### TRY IT
Among the records, which lines include "customer"? List them.

### THE INPUT
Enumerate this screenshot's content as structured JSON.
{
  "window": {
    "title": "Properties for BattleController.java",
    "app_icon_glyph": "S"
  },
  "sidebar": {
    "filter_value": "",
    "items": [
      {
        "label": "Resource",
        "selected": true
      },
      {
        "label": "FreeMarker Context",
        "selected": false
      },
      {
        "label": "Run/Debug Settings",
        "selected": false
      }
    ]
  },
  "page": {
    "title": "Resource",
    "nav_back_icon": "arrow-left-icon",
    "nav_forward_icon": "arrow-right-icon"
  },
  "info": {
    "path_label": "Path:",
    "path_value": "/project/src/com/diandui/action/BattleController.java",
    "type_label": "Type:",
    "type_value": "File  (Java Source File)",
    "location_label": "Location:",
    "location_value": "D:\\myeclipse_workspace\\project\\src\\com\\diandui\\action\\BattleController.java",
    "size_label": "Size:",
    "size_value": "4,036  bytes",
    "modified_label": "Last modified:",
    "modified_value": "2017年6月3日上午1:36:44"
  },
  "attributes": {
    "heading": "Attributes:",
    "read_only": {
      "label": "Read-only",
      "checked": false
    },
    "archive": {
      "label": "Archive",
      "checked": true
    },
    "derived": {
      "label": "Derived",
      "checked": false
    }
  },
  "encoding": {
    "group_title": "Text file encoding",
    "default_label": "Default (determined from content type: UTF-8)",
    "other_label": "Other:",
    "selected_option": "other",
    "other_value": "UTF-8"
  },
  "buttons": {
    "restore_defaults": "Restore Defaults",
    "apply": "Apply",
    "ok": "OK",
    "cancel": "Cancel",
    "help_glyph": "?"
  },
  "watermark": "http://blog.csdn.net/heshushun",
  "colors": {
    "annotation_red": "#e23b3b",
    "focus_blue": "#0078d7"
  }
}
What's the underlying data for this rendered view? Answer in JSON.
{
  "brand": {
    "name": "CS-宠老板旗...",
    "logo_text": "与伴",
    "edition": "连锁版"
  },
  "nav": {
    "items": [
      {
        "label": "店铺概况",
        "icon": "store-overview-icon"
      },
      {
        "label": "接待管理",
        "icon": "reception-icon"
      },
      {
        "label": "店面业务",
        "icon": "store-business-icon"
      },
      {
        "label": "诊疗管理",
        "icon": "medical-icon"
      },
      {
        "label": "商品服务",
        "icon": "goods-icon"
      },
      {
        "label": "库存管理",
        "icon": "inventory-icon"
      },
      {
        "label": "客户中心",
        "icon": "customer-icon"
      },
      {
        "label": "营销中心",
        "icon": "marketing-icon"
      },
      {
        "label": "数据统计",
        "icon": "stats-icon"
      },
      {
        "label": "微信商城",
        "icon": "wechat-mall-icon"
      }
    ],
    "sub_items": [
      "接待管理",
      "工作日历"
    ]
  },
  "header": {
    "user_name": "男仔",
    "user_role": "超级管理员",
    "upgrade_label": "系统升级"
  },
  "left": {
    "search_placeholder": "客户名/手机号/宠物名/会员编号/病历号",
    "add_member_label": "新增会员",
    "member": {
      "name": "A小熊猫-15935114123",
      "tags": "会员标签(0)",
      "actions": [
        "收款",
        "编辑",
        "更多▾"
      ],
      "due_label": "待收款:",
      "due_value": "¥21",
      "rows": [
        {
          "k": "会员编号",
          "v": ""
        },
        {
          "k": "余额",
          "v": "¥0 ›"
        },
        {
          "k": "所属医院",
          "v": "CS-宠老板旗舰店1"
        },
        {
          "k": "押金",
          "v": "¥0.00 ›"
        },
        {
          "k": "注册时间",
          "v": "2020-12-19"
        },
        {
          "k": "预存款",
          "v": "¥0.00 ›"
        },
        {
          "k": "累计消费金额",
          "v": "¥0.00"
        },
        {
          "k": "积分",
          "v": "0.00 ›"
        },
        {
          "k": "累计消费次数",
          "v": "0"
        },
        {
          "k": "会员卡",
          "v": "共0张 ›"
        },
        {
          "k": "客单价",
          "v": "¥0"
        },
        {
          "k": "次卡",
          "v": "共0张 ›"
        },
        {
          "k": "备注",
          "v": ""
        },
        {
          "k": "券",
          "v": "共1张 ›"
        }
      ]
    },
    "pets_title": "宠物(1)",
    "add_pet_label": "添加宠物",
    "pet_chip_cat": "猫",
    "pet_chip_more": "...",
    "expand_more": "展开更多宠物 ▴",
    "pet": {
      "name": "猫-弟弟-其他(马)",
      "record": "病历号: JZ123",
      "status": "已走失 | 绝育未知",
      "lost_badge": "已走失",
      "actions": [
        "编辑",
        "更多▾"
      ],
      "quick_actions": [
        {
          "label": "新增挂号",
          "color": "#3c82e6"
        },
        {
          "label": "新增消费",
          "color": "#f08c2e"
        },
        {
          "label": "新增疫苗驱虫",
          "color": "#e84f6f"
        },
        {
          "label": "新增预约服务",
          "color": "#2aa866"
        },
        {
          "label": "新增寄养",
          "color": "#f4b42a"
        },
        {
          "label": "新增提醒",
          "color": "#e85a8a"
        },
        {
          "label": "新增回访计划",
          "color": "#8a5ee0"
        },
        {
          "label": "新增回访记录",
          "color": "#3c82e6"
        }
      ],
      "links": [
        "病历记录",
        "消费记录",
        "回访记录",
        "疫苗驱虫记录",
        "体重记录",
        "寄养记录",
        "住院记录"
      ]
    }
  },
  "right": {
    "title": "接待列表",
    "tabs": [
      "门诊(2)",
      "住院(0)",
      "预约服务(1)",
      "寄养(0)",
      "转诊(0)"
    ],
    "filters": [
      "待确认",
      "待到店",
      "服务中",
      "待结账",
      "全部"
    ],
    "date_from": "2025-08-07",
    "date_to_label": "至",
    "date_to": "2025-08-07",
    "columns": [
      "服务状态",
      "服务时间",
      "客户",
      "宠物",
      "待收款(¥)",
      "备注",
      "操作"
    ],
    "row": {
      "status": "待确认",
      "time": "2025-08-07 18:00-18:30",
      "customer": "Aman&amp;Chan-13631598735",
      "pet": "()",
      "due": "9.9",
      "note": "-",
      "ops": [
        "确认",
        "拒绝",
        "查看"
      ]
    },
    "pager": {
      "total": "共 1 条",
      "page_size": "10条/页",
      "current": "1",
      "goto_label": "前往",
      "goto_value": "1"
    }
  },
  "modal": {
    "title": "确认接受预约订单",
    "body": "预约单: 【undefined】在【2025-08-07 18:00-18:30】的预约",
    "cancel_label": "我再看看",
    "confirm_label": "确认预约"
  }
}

### EXERCISE ANSWER
        "icon": "customer-icon"
      "customer": "Aman&amp;Chan-13631598735",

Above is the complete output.